Taken in such a way, “this flea” stands not only as a fictional flea sucking the blood of the lover and beloved, but also as Donne’s poem clearly titled so. The meaning of “this” at the end of line 1 is obscure, although it could refer to the poem or to the conceits about to unfold. The second line, a bridge between the exhortation to “marke in this” and the typographical obscenity emerging in line three, accomplishes this task through its focused attention to the infinitesimal: “How little that which thou deny’st me is.” Paradoxically, the speaker here casts a spotlight on what is barely perceptible in order to emphasize its presence. This directs readers to the third line, which presents two instances of the “long s” – one for the speaker, one for the beloved. Straying away from authorial control on the text, this typographical deployment points simultaneously to “s” and “f,” to sucking and fucking, although the distinction between then — presumably as “little” as the deed that the beloved denies the speaker — has now been rendered visible to readers.

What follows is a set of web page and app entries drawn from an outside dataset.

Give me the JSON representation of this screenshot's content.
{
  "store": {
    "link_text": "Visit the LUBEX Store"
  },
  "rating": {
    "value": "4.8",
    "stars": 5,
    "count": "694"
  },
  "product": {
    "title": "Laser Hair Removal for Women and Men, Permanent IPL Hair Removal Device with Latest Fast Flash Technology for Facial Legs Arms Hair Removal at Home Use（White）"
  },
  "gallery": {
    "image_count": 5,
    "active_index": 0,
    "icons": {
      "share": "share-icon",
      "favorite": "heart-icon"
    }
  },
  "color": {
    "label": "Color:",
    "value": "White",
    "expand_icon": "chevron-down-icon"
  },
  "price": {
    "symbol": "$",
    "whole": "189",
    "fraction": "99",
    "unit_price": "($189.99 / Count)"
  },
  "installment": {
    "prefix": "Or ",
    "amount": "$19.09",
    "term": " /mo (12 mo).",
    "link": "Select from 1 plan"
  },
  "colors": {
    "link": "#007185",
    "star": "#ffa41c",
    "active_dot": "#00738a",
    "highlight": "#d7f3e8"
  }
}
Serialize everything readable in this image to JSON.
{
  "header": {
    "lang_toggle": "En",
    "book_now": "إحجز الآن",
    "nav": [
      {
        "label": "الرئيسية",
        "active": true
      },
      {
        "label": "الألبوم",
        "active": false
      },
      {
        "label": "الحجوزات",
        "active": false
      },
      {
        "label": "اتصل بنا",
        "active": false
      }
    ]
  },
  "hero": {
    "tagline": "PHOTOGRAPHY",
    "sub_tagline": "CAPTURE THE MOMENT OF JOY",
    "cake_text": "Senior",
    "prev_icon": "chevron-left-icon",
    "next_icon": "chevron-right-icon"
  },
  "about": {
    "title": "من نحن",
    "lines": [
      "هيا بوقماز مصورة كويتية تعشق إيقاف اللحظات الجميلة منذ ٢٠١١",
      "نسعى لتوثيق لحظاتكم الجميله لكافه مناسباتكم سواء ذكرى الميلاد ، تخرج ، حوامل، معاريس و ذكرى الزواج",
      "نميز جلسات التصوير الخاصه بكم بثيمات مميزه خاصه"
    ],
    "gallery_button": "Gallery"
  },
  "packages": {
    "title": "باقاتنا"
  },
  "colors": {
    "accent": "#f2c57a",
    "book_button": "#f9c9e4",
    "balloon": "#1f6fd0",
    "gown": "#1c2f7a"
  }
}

The consequences of this rather myopic reading involve an interpretational strategy that empowers the reader and invites appropriations of Donne’s verse according to alternative gendered paradigms. Typography makes this possible, and one may perceive related cases elsewhere in early modern literature (line 6 of the first poem in Richard Barnfield’s Cynthia stands as an example). Mintz regards this instability and its function in the poem as “a compelling example of Donne’s play with gender” through which “Donne manages to identify himself both with the female body and with a kind of ‘bisexualized’ erotic pleasure” (584-85). However, Bach’s thorough-going historical assessment of sex in Donne’s poetry and prose raises serious questions about such an interpretation, and would tend to support Docherty’s conclusions about “The Flea” instead. In order to disengage readerly possibilities from authorial intention, both of which are valid elements in any study of the poem, we might emphasize the histories of transmission that connect the two, and that supply or obscure typographical instabilities such as the “long s” that have been used to argue one way or another about Donne’s sexuality.
Thanks to Amy Nelson & Toby Altman. Images drawn from EEBO according to fair use.